Yesterday morning (I’d say today since I can’t sleep), I stumbled sore and in pain out of bed. After a hearty dinner I’d slept from about 22h to 01:23, and couldn’t sleep after that, especially after Boy got up. Cimmy then abruptly said Princess had a dental appointment, and I had to wait to sleep more until they got back, trying to keep Boy entertained and amused. He seemed pacified and still as long as I maintained physical contact and touch. (I will explain how it’s part of his autism, but meaningful to me later.)
Anyways, after another 4 hour stint of sleep, I was stumbling out of bed and trying hard to get dressed, as I knew I’d be late. Bless my PT office– they are incredibly flexible. But before I could put full clothing on, I found that my father had struck my daughter in a fit of frustration and anger. This was not the first incident of violence in recent years; I had vowed to call the police if it was repeated. I didn’t feel it appropriate this time (I respect our local city police although I have fairly little for Child Protective Services), but… I am conflicted.
The previous generation– half my grandparents and all of Cimmy’s grandparents– I could feel their concern as I laid on ice for stim therapy at the end of my physio session. I could feel their presence, although it has been varying lengths of time since their passing.
These traditions– they cannot continue. It has cracked my generation. Cimmy’s family has problems, but, they come together when the chips are down. They’ll do the family reunion thing (although I saw many strangers I did not know). My family… no. A cousin of mine has drifted apart, and only a day before my birthday did I learn it was because they had trouble accepting her black husband. The rest of the kids… *sigh* They have some petty differences. My dad’s older brother, their father… he married twice, and his eldest daughter from his previous marriage, she was the only one during my short stint on Facebook that would have kind words for me, much less anything to say to me at all. I regret not being able to know her better.

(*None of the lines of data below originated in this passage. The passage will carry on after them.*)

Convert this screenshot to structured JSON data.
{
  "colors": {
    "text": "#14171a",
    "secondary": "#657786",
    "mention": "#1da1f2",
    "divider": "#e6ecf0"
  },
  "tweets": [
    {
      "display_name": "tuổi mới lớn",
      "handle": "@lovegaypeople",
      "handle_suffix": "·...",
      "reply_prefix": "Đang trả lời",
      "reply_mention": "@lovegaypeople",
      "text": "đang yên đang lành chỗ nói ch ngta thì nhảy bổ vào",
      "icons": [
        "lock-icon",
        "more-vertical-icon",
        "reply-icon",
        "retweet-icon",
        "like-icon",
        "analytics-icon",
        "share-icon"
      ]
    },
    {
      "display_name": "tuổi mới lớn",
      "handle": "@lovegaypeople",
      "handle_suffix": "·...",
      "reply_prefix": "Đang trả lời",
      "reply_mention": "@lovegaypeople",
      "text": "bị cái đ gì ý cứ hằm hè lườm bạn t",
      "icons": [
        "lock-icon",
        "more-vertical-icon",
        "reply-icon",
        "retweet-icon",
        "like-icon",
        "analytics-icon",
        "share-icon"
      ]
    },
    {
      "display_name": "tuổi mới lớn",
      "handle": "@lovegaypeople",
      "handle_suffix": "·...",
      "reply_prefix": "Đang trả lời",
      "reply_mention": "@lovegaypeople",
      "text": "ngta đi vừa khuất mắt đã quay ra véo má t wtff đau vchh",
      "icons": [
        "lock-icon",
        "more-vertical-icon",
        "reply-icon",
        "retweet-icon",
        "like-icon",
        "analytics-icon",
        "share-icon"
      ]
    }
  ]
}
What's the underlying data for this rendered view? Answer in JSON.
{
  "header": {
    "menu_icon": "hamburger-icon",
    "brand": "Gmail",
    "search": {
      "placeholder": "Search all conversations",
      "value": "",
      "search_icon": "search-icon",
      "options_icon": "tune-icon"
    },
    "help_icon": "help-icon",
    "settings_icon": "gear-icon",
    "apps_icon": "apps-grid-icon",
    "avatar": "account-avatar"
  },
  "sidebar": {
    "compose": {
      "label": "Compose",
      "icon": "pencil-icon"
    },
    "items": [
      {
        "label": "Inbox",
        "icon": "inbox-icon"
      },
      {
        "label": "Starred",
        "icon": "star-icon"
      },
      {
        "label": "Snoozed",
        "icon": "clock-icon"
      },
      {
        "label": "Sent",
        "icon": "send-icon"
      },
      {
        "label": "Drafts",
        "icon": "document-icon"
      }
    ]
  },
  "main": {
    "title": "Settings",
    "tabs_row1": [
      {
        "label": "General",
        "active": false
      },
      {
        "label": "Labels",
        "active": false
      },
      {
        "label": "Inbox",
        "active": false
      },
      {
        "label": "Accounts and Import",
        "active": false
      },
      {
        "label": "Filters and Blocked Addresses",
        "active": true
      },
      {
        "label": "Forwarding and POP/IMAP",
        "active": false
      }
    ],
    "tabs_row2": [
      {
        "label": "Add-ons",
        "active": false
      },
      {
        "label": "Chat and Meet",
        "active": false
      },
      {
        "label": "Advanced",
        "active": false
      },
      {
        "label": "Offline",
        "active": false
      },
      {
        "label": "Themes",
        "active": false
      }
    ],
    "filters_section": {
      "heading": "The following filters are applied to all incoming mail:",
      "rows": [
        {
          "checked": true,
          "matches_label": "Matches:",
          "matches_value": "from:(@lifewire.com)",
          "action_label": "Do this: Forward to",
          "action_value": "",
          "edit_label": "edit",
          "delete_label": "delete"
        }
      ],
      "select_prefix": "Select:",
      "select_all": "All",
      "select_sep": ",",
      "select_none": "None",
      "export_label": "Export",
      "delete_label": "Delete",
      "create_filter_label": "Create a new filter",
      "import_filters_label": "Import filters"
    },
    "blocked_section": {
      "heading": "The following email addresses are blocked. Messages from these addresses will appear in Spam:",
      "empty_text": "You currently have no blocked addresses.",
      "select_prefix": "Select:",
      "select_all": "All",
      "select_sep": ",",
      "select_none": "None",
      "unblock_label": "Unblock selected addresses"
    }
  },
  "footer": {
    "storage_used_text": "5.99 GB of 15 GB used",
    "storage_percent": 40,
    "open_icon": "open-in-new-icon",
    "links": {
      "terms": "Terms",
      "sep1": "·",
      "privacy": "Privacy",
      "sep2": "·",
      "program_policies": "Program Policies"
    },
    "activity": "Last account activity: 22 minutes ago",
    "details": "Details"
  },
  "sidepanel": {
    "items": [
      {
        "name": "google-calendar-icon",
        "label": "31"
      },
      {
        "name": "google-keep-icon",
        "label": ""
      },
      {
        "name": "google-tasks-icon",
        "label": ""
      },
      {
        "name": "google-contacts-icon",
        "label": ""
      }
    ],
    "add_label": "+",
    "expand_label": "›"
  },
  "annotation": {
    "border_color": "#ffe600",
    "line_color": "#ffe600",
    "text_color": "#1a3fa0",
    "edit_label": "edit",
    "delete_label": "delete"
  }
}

I lament my aunt (Uncle D’s second wife, the only one I know) and my father being bitterly at odds, her… petty judgments, I guess, one resulting in some silent treatment towards my folks. Some… control issue, I think.
My dad’s younger brother and his wife, they dearly love Cimmy unconditionally, but we only kept in touch with the younger son, really. The older one drifted away. My aunt did a lot for me, and for Cimmy. But… they do isolate under stress. Thankfully, although my uncle has grown more and more quiet, they still love us dearly.
My first younger sister– we have not really spoken for 15 years. I am told she detaches to avoid entanglements with the problems of the rest of my family. Supposedly, she wishes the most to avoid entanglements with mine, so… she does not speak to me, while she will have passing contact with my other sisters and my parents.
My second younger sister lives in town. She happily accuses me of getting her into the gaming world, but, I left most of it behind to keep the peace. Our community has not fully outgrown its small town roots, and the social awkwardness that gamers tend to have (they share subcultures with hackers and certain writer’s circles that roleplay)… I found too many people with toxic behaviors, and I had to rid myself of them as they brought out the worst in me.
My baby sister, well, we share a birthday and we’re far enough apart age-wise and also location-wise things are going pretty good.
I have written of my father’s illness, and my mother’s diagnosis of Parkinson’s. I don’t want to rehash that too much, now.
Sloppy end… ’tis rambling now. The usual time-sensitive rules apply; this post will be password-locked after a certain (somewhat arbitrary, but most often week or two) amount of time. But maybe I won’t. ‘Tis all in the Journey now.
Till all are one.